━━━ Data for this exercise ━━━

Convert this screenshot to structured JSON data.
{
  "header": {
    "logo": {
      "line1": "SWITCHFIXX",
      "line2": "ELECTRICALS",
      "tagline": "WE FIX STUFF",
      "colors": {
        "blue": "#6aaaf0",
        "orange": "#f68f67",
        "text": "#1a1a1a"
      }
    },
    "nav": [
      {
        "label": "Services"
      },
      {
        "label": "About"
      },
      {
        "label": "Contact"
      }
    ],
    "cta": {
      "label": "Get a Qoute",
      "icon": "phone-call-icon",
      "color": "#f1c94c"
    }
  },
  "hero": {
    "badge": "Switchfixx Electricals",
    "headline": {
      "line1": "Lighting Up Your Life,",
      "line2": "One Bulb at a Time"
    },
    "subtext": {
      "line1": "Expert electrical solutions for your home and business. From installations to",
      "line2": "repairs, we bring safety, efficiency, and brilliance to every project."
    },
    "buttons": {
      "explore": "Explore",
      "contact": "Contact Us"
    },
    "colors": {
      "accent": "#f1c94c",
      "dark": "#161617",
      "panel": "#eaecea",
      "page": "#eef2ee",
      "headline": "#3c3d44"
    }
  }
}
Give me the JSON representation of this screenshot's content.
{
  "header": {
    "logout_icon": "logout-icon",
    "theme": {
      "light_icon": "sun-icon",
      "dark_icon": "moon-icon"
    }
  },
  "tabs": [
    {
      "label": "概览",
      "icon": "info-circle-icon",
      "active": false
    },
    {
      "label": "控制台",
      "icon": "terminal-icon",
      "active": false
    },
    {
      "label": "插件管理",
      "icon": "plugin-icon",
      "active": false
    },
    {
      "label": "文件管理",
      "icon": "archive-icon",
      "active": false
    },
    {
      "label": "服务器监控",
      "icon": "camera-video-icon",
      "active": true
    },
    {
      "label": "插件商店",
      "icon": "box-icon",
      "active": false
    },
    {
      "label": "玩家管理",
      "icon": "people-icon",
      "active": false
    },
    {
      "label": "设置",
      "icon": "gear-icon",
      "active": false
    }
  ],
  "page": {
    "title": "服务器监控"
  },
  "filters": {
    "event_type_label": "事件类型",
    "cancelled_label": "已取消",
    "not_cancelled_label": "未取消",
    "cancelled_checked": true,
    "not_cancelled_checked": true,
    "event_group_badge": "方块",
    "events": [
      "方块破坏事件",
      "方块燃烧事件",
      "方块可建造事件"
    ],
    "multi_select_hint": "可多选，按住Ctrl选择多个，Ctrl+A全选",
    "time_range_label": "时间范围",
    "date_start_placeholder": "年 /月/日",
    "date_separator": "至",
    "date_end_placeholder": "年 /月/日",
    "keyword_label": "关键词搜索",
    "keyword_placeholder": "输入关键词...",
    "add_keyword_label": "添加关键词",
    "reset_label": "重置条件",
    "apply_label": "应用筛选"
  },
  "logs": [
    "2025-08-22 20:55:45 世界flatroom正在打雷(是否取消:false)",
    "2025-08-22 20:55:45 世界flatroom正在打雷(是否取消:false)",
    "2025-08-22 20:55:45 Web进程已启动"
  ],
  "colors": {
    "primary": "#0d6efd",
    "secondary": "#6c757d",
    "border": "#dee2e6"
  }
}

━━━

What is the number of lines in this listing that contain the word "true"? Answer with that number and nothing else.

3